::: Data records :::
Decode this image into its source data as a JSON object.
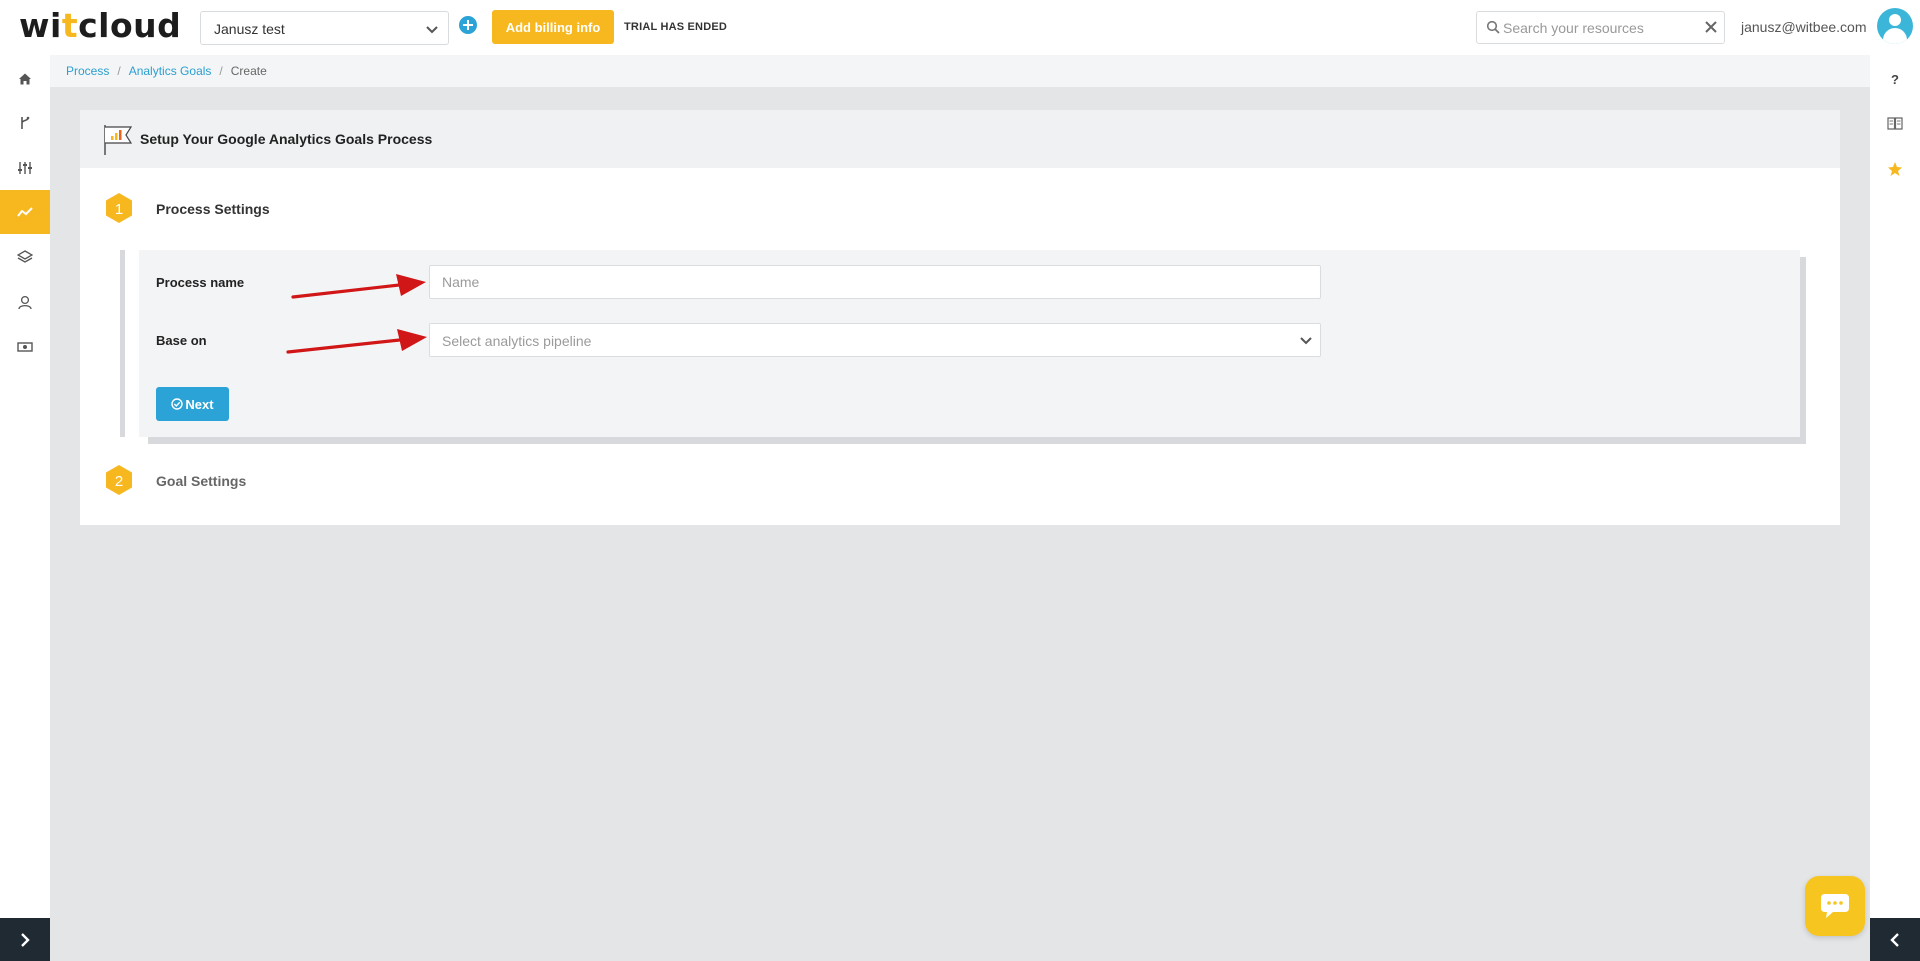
{
  "app": {
    "logo_prefix": "wi",
    "logo_accent": "t",
    "logo_suffix": "cloud"
  },
  "topbar": {
    "org_selected": "Janusz test",
    "billing_label": "Add billing info",
    "trial_status": "TRIAL HAS ENDED",
    "search_placeholder": "Search your resources",
    "user_email": "janusz@witbee.com"
  },
  "sidebar": {
    "items": [
      {
        "icon": "home-icon",
        "active": false
      },
      {
        "icon": "pipeline-icon",
        "active": false
      },
      {
        "icon": "sliders-icon",
        "active": false
      },
      {
        "icon": "analytics-icon",
        "active": true
      },
      {
        "icon": "layers-icon",
        "active": false
      },
      {
        "icon": "user-icon",
        "active": false
      },
      {
        "icon": "billing-icon",
        "active": false
      }
    ]
  },
  "right_sidebar": {
    "items": [
      {
        "icon": "help-icon",
        "label": "?"
      },
      {
        "icon": "book-icon"
      },
      {
        "icon": "star-icon"
      }
    ]
  },
  "breadcrumb": {
    "items": [
      "Process",
      "Analytics Goals",
      "Create"
    ],
    "separator": "/"
  },
  "card": {
    "title": "Setup Your Google Analytics Goals Process",
    "steps": [
      {
        "number": "1",
        "title": "Process Settings"
      },
      {
        "number": "2",
        "title": "Goal Settings"
      }
    ]
  },
  "form": {
    "process_name_label": "Process name",
    "process_name_placeholder": "Name",
    "process_name_value": "",
    "base_on_label": "Base on",
    "base_on_placeholder": "Select analytics pipeline",
    "next_label": "Next"
  },
  "colors": {
    "accent": "#f7b81f",
    "primary": "#2ba3d6",
    "annotation_arrow": "#d01616"
  }
}
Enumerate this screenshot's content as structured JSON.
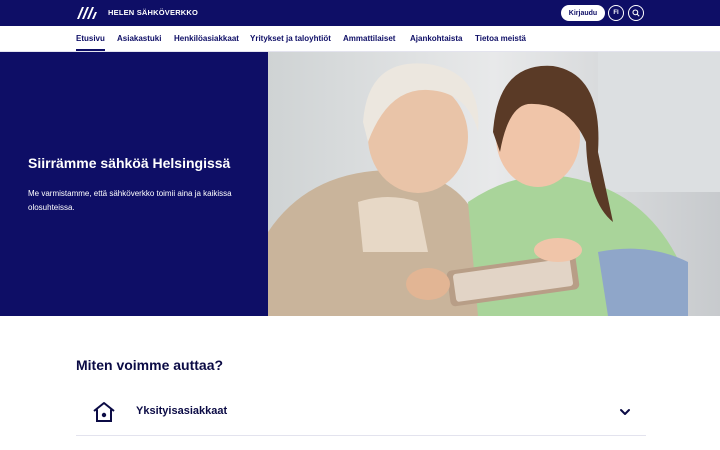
{
  "header": {
    "brand": "HELEN SÄHKÖVERKKO",
    "login_label": "Kirjaudu",
    "language_label": "FI",
    "icons": {
      "logo": "helen-logo-icon",
      "search": "search-icon"
    }
  },
  "nav": {
    "items": [
      {
        "label": "Etusivu",
        "active": true
      },
      {
        "label": "Asiakastuki"
      },
      {
        "label": "Henkilöasiakkaat"
      },
      {
        "label": "Yritykset ja taloyhtiöt"
      },
      {
        "label": "Ammattilaiset"
      },
      {
        "label": "Ajankohtaista"
      },
      {
        "label": "Tietoa meistä"
      }
    ]
  },
  "hero": {
    "title": "Siirrämme sähköä Helsingissä",
    "text": "Me varmistamme, että sähköverkko toimii aina ja kaikissa olosuhteissa."
  },
  "help": {
    "title": "Miten voimme auttaa?",
    "accordion": [
      {
        "label": "Yksityisasiakkaat",
        "icon": "house-icon",
        "toggle_icon": "chevron-down-icon"
      }
    ]
  },
  "colors": {
    "brand": "#0e0e66",
    "background": "#ffffff"
  }
}
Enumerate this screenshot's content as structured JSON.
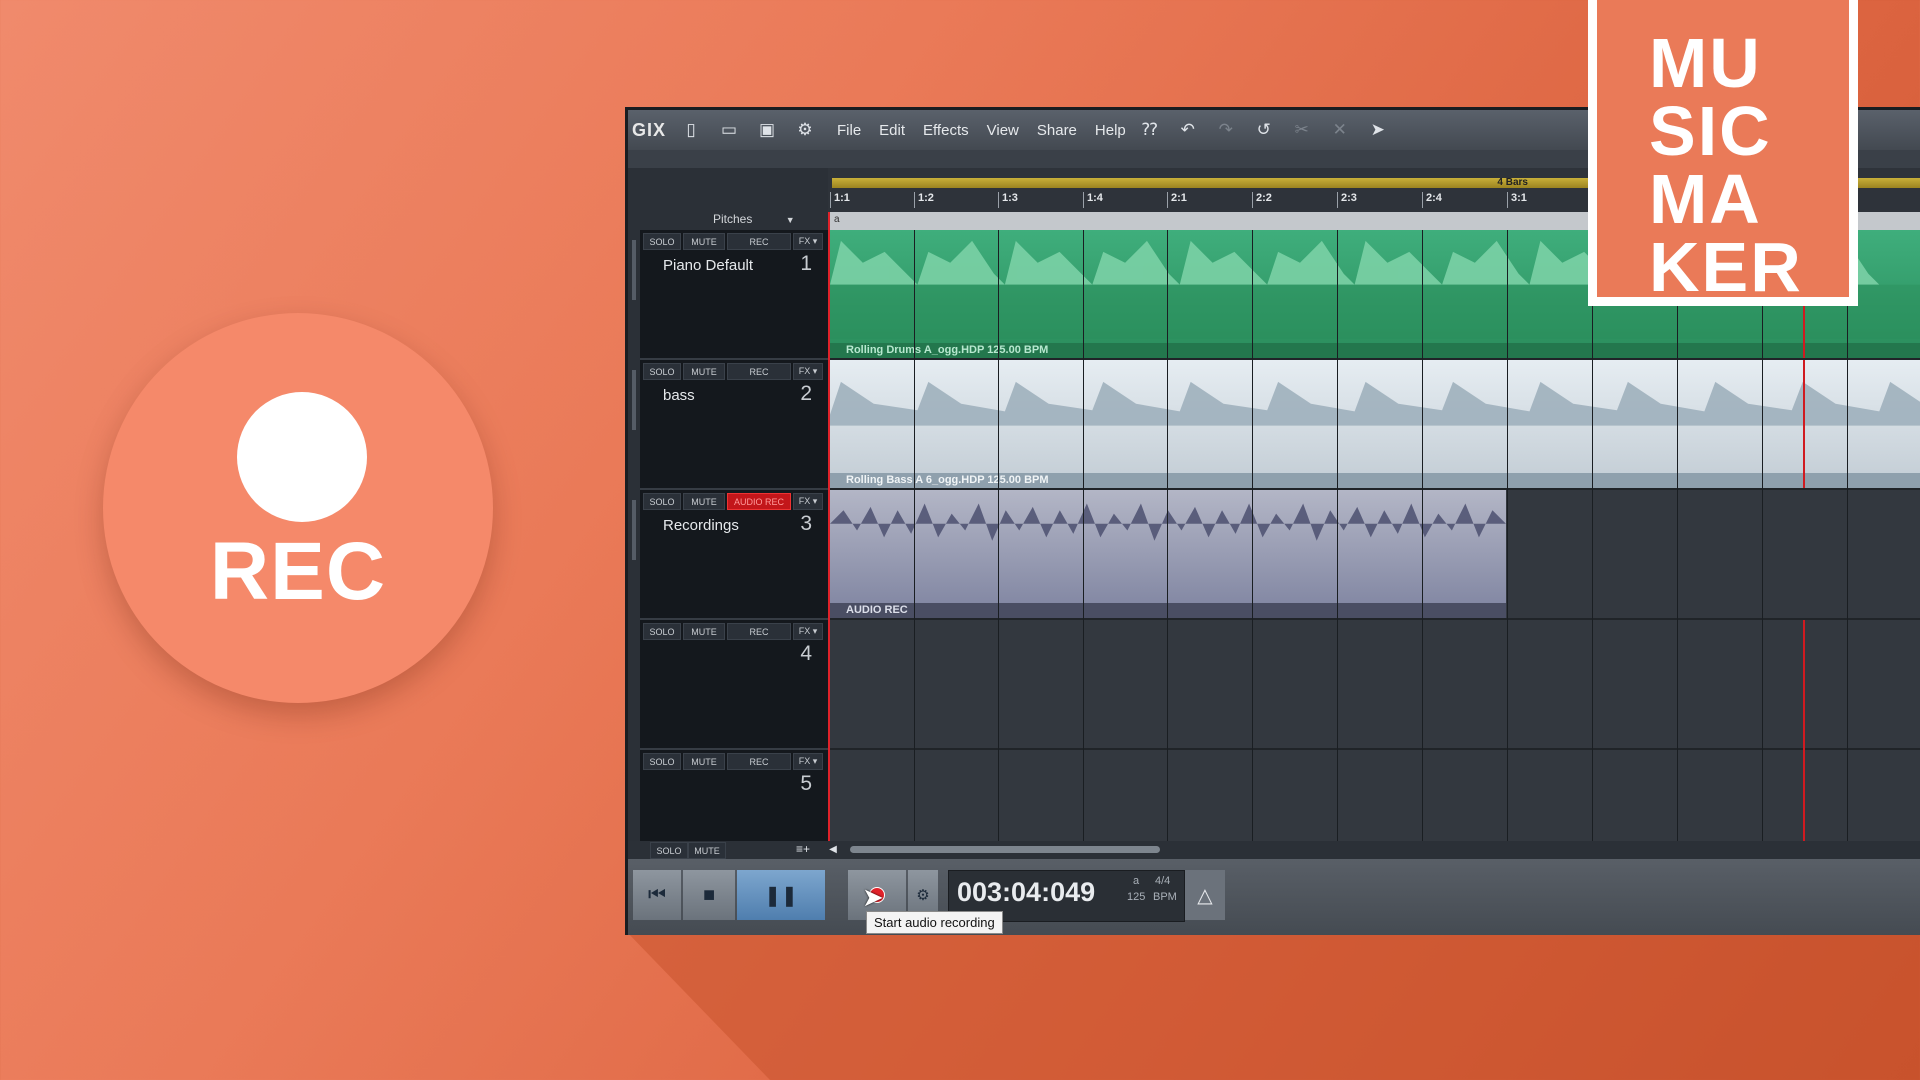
{
  "badge": {
    "label": "REC"
  },
  "logo": {
    "lines": [
      "MU",
      "SIC",
      "MA",
      "KER"
    ]
  },
  "app": {
    "brand": "GIX"
  },
  "menu": [
    "File",
    "Edit",
    "Effects",
    "View",
    "Share",
    "Help"
  ],
  "ruler": {
    "loop_label": "4 Bars",
    "ticks": [
      "1:1",
      "1:2",
      "1:3",
      "1:4",
      "2:1",
      "2:2",
      "2:3",
      "2:4",
      "3:1"
    ]
  },
  "pitches": {
    "label": "Pitches",
    "row_label": "a"
  },
  "track_buttons": {
    "solo": "SOLO",
    "mute": "MUTE",
    "rec": "REC",
    "fx": "FX ▾",
    "audio_rec": "AUDIO REC"
  },
  "tracks": [
    {
      "name": "Piano Default",
      "number": "1"
    },
    {
      "name": "bass",
      "number": "2"
    },
    {
      "name": "Recordings",
      "number": "3"
    },
    {
      "name": "",
      "number": "4"
    },
    {
      "name": "",
      "number": "5"
    }
  ],
  "clips": {
    "drums": "Rolling Drums A_ogg.HDP  125.00 BPM",
    "bass": "Rolling Bass A 6_ogg.HDP  125.00 BPM",
    "rec": "AUDIO REC"
  },
  "bottom": {
    "solo": "SOLO",
    "mute": "MUTE"
  },
  "transport": {
    "time": "003:04:049",
    "key": "a",
    "signature": "4/4",
    "tempo": "125",
    "tempo_unit": "BPM"
  },
  "tooltip": "Start audio recording"
}
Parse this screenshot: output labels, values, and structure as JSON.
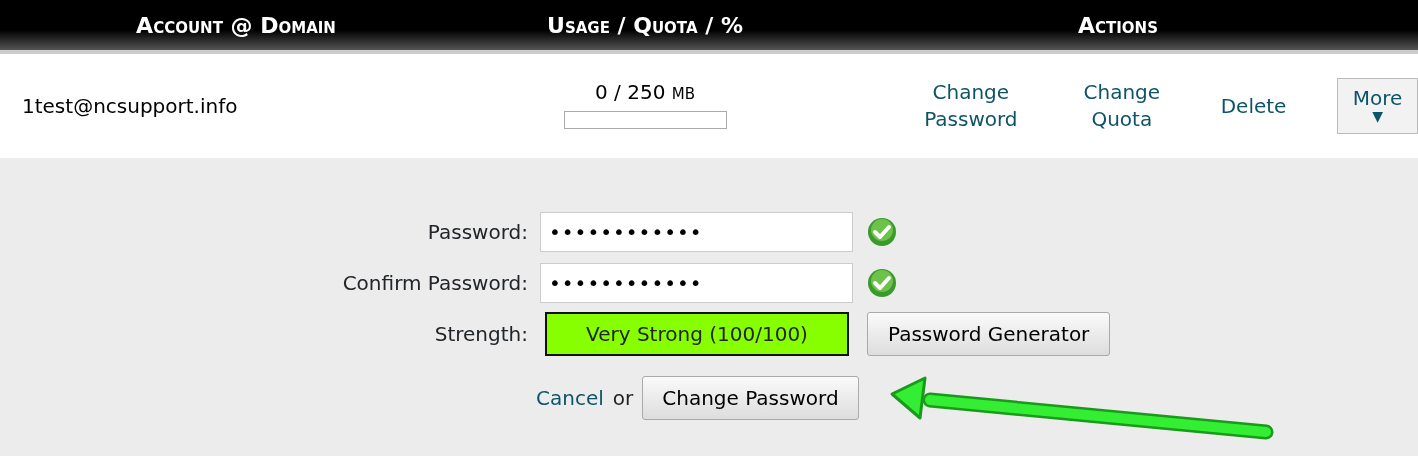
{
  "table": {
    "columns": [
      "Account @ Domain",
      "Usage / Quota / %",
      "Actions"
    ],
    "rows": [
      {
        "account": "1test@ncsupport.info",
        "usage": "0 / 250",
        "unit": "MB",
        "level": 0,
        "actions": [
          {
            "kind": "link",
            "label": [
              "Change",
              "Password"
            ]
          },
          {
            "kind": "link",
            "label": [
              "Change",
              "Quota"
            ]
          },
          {
            "kind": "link",
            "label": [
              "Delete"
            ]
          },
          {
            "kind": "menu",
            "label": [
              "More"
            ],
            "caret": "▼"
          }
        ]
      }
    ]
  },
  "form": {
    "fields": [
      {
        "label": "Password:",
        "value": "••••••••••••",
        "valid": true
      },
      {
        "label": "Confirm Password:",
        "value": "••••••••••••",
        "valid": true
      }
    ],
    "strength": {
      "label": "Strength:",
      "text": "Very Strong (100/100)",
      "level": 1
    },
    "generator_button": "Password Generator",
    "cancel": "Cancel",
    "or": "or",
    "submit": "Change Password"
  },
  "annotation": {
    "kind": "arrow"
  }
}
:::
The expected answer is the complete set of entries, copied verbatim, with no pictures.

Decode this image into its source data as a JSON object.
{
  "app": {
    "logo_prefix": "wi",
    "logo_accent": "t",
    "logo_suffix": "cloud"
  },
  "topbar": {
    "org_selected": "Janusz test",
    "billing_label": "Add billing info",
    "trial_status": "TRIAL HAS ENDED",
    "search_placeholder": "Search your resources",
    "user_email": "janusz@witbee.com"
  },
  "sidebar": {
    "items": [
      {
        "icon": "home-icon",
        "active": false
      },
      {
        "icon": "pipeline-icon",
        "active": false
      },
      {
        "icon": "sliders-icon",
        "active": false
      },
      {
        "icon": "analytics-icon",
        "active": true
      },
      {
        "icon": "layers-icon",
        "active": false
      },
      {
        "icon": "user-icon",
        "active": false
      },
      {
        "icon": "billing-icon",
        "active": false
      }
    ]
  },
  "right_sidebar": {
    "items": [
      {
        "icon": "help-icon",
        "label": "?"
      },
      {
        "icon": "book-icon"
      },
      {
        "icon": "star-icon"
      }
    ]
  },
  "breadcrumb": {
    "items": [
      "Process",
      "Analytics Goals",
      "Create"
    ],
    "separator": "/"
  },
  "card": {
    "title": "Setup Your Google Analytics Goals Process",
    "steps": [
      {
        "number": "1",
        "title": "Process Settings"
      },
      {
        "number": "2",
        "title": "Goal Settings"
      }
    ]
  },
  "form": {
    "process_name_label": "Process name",
    "process_name_placeholder": "Name",
    "process_name_value": "",
    "base_on_label": "Base on",
    "base_on_placeholder": "Select analytics pipeline",
    "next_label": "Next"
  },
  "colors": {
    "accent": "#f7b81f",
    "primary": "#2ba3d6",
    "annotation_arrow": "#d01616"
  }
}
Enumerate this screenshot's content as structured JSON.
{
  "header": {
    "brand": "HELEN SÄHKÖVERKKO",
    "login_label": "Kirjaudu",
    "language_label": "FI",
    "icons": {
      "logo": "helen-logo-icon",
      "search": "search-icon"
    }
  },
  "nav": {
    "items": [
      {
        "label": "Etusivu",
        "active": true
      },
      {
        "label": "Asiakastuki"
      },
      {
        "label": "Henkilöasiakkaat"
      },
      {
        "label": "Yritykset ja taloyhtiöt"
      },
      {
        "label": "Ammattilaiset"
      },
      {
        "label": "Ajankohtaista"
      },
      {
        "label": "Tietoa meistä"
      }
    ]
  },
  "hero": {
    "title": "Siirrämme sähköä Helsingissä",
    "text": "Me varmistamme, että sähköverkko toimii aina ja kaikissa olosuhteissa."
  },
  "help": {
    "title": "Miten voimme auttaa?",
    "accordion": [
      {
        "label": "Yksityisasiakkaat",
        "icon": "house-icon",
        "toggle_icon": "chevron-down-icon"
      }
    ]
  },
  "colors": {
    "brand": "#0e0e66",
    "background": "#ffffff"
  }
}
Enumerate this screenshot's content as structured JSON.
{
  "badge": {
    "label": "REC"
  },
  "logo": {
    "lines": [
      "MU",
      "SIC",
      "MA",
      "KER"
    ]
  },
  "app": {
    "brand": "GIX"
  },
  "menu": [
    "File",
    "Edit",
    "Effects",
    "View",
    "Share",
    "Help"
  ],
  "ruler": {
    "loop_label": "4 Bars",
    "ticks": [
      "1:1",
      "1:2",
      "1:3",
      "1:4",
      "2:1",
      "2:2",
      "2:3",
      "2:4",
      "3:1"
    ]
  },
  "pitches": {
    "label": "Pitches",
    "row_label": "a"
  },
  "track_buttons": {
    "solo": "SOLO",
    "mute": "MUTE",
    "rec": "REC",
    "fx": "FX ▾",
    "audio_rec": "AUDIO REC"
  },
  "tracks": [
    {
      "name": "Piano Default",
      "number": "1"
    },
    {
      "name": "bass",
      "number": "2"
    },
    {
      "name": "Recordings",
      "number": "3"
    },
    {
      "name": "",
      "number": "4"
    },
    {
      "name": "",
      "number": "5"
    }
  ],
  "clips": {
    "drums": "Rolling Drums A_ogg.HDP  125.00 BPM",
    "bass": "Rolling Bass A 6_ogg.HDP  125.00 BPM",
    "rec": "AUDIO REC"
  },
  "bottom": {
    "solo": "SOLO",
    "mute": "MUTE"
  },
  "transport": {
    "time": "003:04:049",
    "key": "a",
    "signature": "4/4",
    "tempo": "125",
    "tempo_unit": "BPM"
  },
  "tooltip": "Start audio recording"
}
Parse this screenshot: output labels, values, and structure as JSON.
{
  "table": {
    "columns": [
      "Account @ Domain",
      "Usage / Quota / %",
      "Actions"
    ],
    "rows": [
      {
        "account": "1test@ncsupport.info",
        "usage": "0 / 250",
        "unit": "MB",
        "level": 0,
        "actions": [
          {
            "kind": "link",
            "label": [
              "Change",
              "Password"
            ]
          },
          {
            "kind": "link",
            "label": [
              "Change",
              "Quota"
            ]
          },
          {
            "kind": "link",
            "label": [
              "Delete"
            ]
          },
          {
            "kind": "menu",
            "label": [
              "More"
            ],
            "caret": "▼"
          }
        ]
      }
    ]
  },
  "form": {
    "fields": [
      {
        "label": "Password:",
        "value": "••••••••••••",
        "valid": true
      },
      {
        "label": "Confirm Password:",
        "value": "••••••••••••",
        "valid": true
      }
    ],
    "strength": {
      "label": "Strength:",
      "text": "Very Strong (100/100)",
      "level": 1
    },
    "generator_button": "Password Generator",
    "cancel": "Cancel",
    "or": "or",
    "submit": "Change Password"
  },
  "annotation": {
    "kind": "arrow"
  }
}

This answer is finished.